And this brings up a good point. Who’s the cop here, anyway. It’s getting a little old seeing Castle know EVERYTHING while Beckett and crew slowly become keystone cops.
– Beckett and Castle head down into the basement. The suspect brings up the rear. No way this would happen in real life. Cops never allow a suspect, or anyone else for that matter, to follow behind, especially into a situation like this one. Police Safety 101.
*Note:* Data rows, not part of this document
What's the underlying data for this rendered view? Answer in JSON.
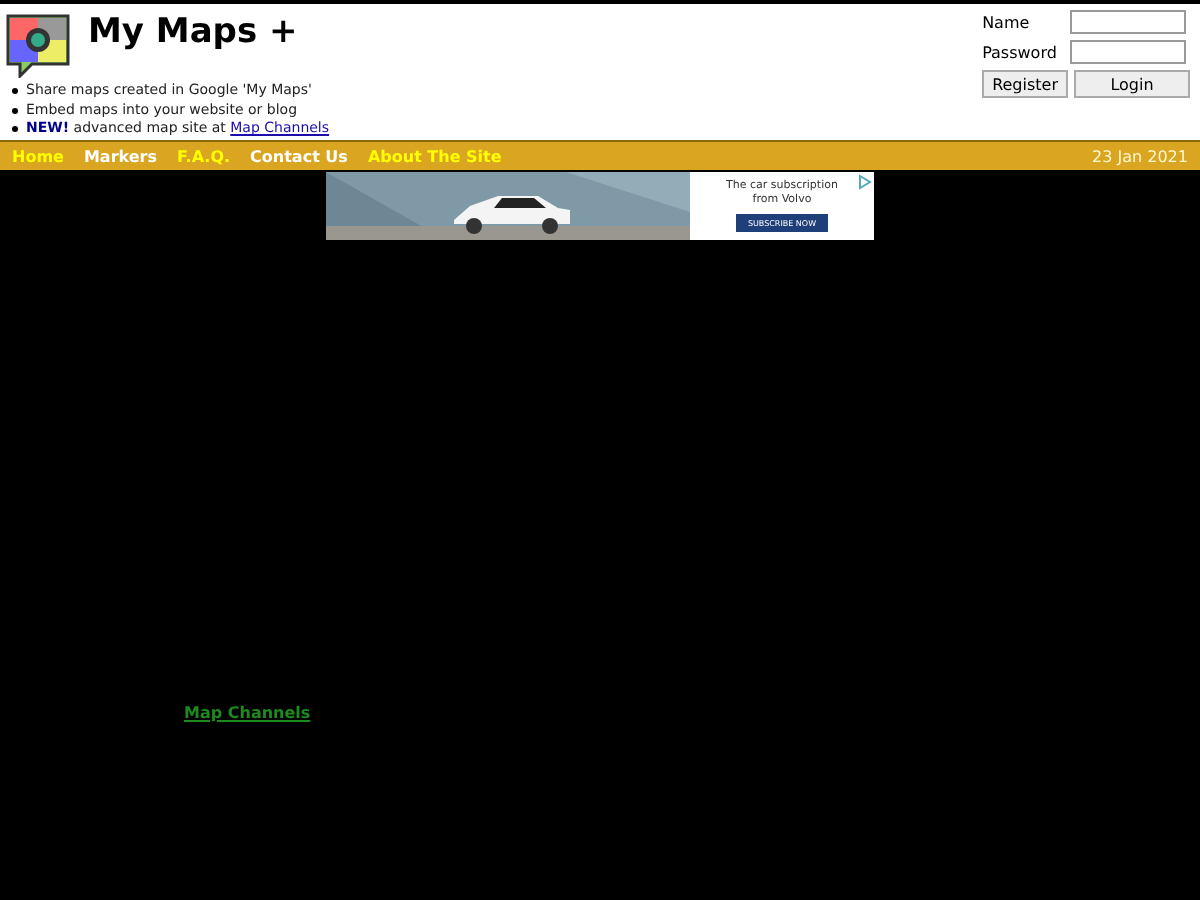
{
  "site": {
    "title": "My Maps +",
    "bullets": [
      {
        "text": "Share maps created in Google 'My Maps'"
      },
      {
        "text": "Embed maps into your website or blog"
      },
      {
        "text": "**NEW!** advanced map site at",
        "link": "Map Channels"
      }
    ]
  },
  "login": {
    "name_label": "Name",
    "password_label": "Password",
    "buttons": [
      "Register",
      "Login"
    ]
  },
  "nav": {
    "items": [
      {
        "label": "Home",
        "color": "#ffff00"
      },
      {
        "label": "Markers",
        "color": "#ffffff"
      },
      {
        "label": "F.A.Q.",
        "color": "#ffff00"
      },
      {
        "label": "Contact Us",
        "color": "#ffffff"
      },
      {
        "label": "About The Site",
        "color": "#ffff00"
      }
    ],
    "date": "23 Jan 2021"
  },
  "ad": {
    "kind": "picture",
    "headline": "The car subscription from Volvo",
    "button": "SUBSCRIBE NOW"
  },
  "body": {
    "link": "Map Channels"
  }
}
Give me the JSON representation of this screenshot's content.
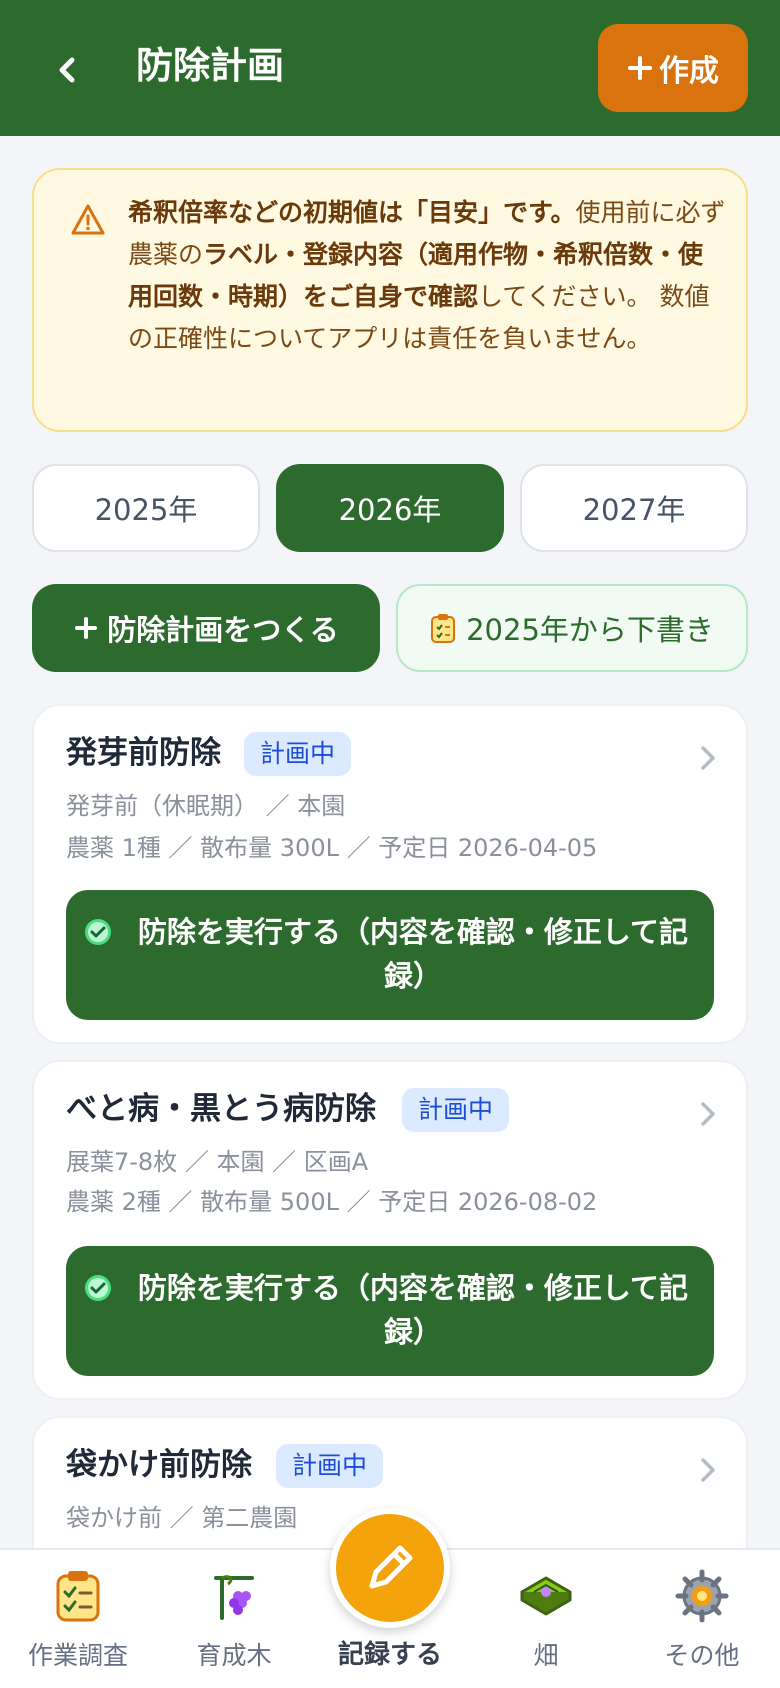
{
  "header": {
    "back_icon": "chevron-left-icon",
    "title": "防除計画",
    "create_label": "作成"
  },
  "notice": {
    "icon": "warning-icon",
    "bold1": "希釈倍率などの初期値は「目安」です。",
    "text1": "使用前に必ず農薬の",
    "bold2": "ラベル・登録内容（適用作物・希釈倍数・使用回数・時期）をご自身で確認",
    "text2": "してください。 数値の正確性についてアプリは責任を負いません。"
  },
  "years": [
    {
      "label": "2025年",
      "selected": false
    },
    {
      "label": "2026年",
      "selected": true
    },
    {
      "label": "2027年",
      "selected": false
    }
  ],
  "actions": {
    "make_plan_label": "防除計画をつくる",
    "draft_label": "2025年から下書き"
  },
  "plans": [
    {
      "title": "発芽前防除",
      "status": "計画中",
      "meta1": "発芽前（休眠期） ／ 本園",
      "meta2": "農薬 1種 ／ 散布量 300L ／ 予定日 2026-04-05",
      "exec_label": "防除を実行する（内容を確認・修正して記録）"
    },
    {
      "title": "べと病・黒とう病防除",
      "status": "計画中",
      "meta1": "展葉7-8枚 ／ 本園 ／ 区画A",
      "meta2": "農薬 2種 ／ 散布量 500L ／ 予定日 2026-08-02",
      "exec_label": "防除を実行する（内容を確認・修正して記録）"
    },
    {
      "title": "袋かけ前防除",
      "status": "計画中",
      "meta1": "袋かけ前 ／ 第二農園"
    }
  ],
  "nav": {
    "items": [
      {
        "label": "作業調査",
        "icon": "clipboard-check-icon"
      },
      {
        "label": "育成木",
        "icon": "grape-vine-icon"
      },
      {
        "label": "記録する",
        "icon": "pencil-icon"
      },
      {
        "label": "畑",
        "icon": "field-plot-icon"
      },
      {
        "label": "その他",
        "icon": "gear-icon"
      }
    ]
  },
  "colors": {
    "primary": "#2d6a2d",
    "accent": "#d9730d",
    "fab": "#f5a30a",
    "badge_bg": "#dbeafe",
    "badge_text": "#1d4ed8",
    "notice_bg": "#fef9e0"
  }
}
– Beckett examines a tiny hole chipped into a concrete wall and declares, “These are buckshot holes.” WHAT????? How in the world would anyone know this merely by looking at a hole. Could’ve been caused by someone trying to drive a nail in to hang a picture…anything. Ridiculous comment. Not believable at all. Besides, the soft lead pellets she found on the floor were still intact…perfectly round and not flattened at all after striking the very hard concrete wall.
– Beckett mentioned the suspect owning a Remington 870. Just an FYI…the 870 pump (Remington 870 Wingmaster) is a popular shotgun for law enforcement officers.
– Again, Beckett and crew enter a public gathering and hold up their badges to get the attention of the speaker so they can place him under arrest. And again, this is not a safe way to arrest someone. The crowd could turn on the officers; the suspect has any number of hostages to grab, etc. Police Safety 101, page 2.
Is it just me, or is every episode becoming more and more predictable? I pegged the killer the second he appeared on screen. And the obvious clues throughout this episode were, well, obvious. And they were poorly planted. And Beckett explaining them info-dump style was sort of annoying.
The final scene where the team fades out while singing Piano Man was a nice touch.
By the way, here’s what TV Guide had to say about this season:
“Castle”: “The first season was really fun. The second was fun, but some of the writing started to lag. This season seems to be very formulaic. It’s like you can tell who the murderer is within the first 10 minutes. It’s also starting to pull a Bones, with giving the main characters other main squeezes while the fans scream at the TV set wanting Kate and Rick to get together.” — qweely Source: TV GuideABC/Karen Neal – Tuesday, November, 30, 2010, 7:30 PM
I’ll be willing to bet that the _____ is just to prevent blowing their cover during the assignment.
I agree with what you caught, Lee… but I also learned something in your discussion of lividity when a body is in the water. Thanks! I laughed when Kate found the hole in the wall in the basement and declared it was from shotgun pellets. Knew you’d definitely say something about that one. Holy moly!
The show is about to get more about Kate and Rick… with this giant spoiler released this week: http://castletv.net/big-spoiler-for-january-episode/6619
– “Beckett and Castle head down into the basement. The suspect brings up the rear.”
They did this? On stairs?
Did Beckett hand her gun to the suspect to carry for her? Might as well have.